Running time:
The worksheet supplied with the distribution takes about 1 minute to run.

[1] Maple is a registered trademark of Waterloo Maple Inc.
[2] S. Fritzsche, Comp. Phys. Commun. 103, 51 (1997).
[3] S. Fritzsche, S. Varga, D. Geschke, and B. Fricke, Comp. Phys. Commun. 111, 167 (1998). T. Ingho , S. Fritzsche, and B. Fricke, Comp. Phys. Commun. 139, 297 (2001). S. Fritzsche, T. Ingho , T. Bastug and M. Tomaselli, Comp. Phys. Commun. 139, 314 (2001).
[4] J. Pagaran, S. Fritzsche and G. Gaigalas; Comput. Phys. Commun. 174, 616 (2006).
[5] D. A. Varshalovich, A. N. Moskalev, V. K. Khersonskii, Quantum Theory of Angular Momentum (World Scientific, Singapore a.o., 1988).

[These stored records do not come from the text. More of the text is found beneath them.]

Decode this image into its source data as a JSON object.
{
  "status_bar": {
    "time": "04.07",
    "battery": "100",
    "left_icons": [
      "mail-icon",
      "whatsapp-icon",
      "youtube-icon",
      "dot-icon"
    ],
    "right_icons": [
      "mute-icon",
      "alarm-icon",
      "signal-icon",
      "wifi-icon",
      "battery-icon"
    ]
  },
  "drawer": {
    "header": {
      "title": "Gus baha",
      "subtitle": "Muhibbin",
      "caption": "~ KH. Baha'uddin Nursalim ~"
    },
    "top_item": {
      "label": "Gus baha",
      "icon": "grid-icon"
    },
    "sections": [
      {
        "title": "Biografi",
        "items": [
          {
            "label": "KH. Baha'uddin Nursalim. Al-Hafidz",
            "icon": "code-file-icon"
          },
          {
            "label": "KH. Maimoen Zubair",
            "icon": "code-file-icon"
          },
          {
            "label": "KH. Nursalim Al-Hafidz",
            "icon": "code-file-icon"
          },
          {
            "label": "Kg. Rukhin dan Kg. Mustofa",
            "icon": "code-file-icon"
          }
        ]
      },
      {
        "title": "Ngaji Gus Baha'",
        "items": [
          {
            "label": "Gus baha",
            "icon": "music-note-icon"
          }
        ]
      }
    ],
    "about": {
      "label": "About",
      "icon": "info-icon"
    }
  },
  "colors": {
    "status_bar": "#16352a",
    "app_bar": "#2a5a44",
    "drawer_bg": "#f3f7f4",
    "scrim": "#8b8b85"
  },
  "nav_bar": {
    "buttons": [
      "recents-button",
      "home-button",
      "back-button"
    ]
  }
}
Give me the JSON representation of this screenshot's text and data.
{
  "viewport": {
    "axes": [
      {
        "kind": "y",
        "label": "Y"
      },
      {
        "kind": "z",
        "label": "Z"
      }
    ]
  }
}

[6] K. Schulten and R. G. Gordon, Comp. Phys. Commun. 11, 269 (1976).
[7] G. Gaigalas, S. Fritzsche, B. Fricke, Comp. Phys. Commun. 135, 219 (2001); G. Gaigalas and S. Fritzsche, Comp. Phys. Commun. 149, 39 (2002); G. Gaigalas, O. Scharf and S. Fritzsche; Comput. Phys. Commun. 166, 141 (2005).
[8] S. Fritzsche, T. Ingho and M. Tomaselli, Comp. Phys. Commun. 153, 424 (2003).
[9] A. P. Yutsis, I. B. Levinson and V. V. Vanagas, The Theory of Angular Momentum (Israel Program for Scientific Translation, Jerusalem, 1962).
[10] S. Fritzsche, P. Indelicato and T. Stöhlker, J. Phys. B38, S707 (2005).
[11] M. Kitajima, M. Okamoto, M. Hoshino et al. J. Phys. B35, 3327 (2002); N. M. Kabachnik, S. Fritzsche, A. N. Grum-Grzhimailo et al. Phys. Reports 451, 155 (2007); S. Fritzsche, A. N. Grum-Grzhimailo, E. V. Gryzlova and N. M. Kabachnik, J. Phys. B41, 165601 (2008).
[12] T. Radtke and S. Fritzsche, Comput. Phys. Commun. 175, 145 (2006).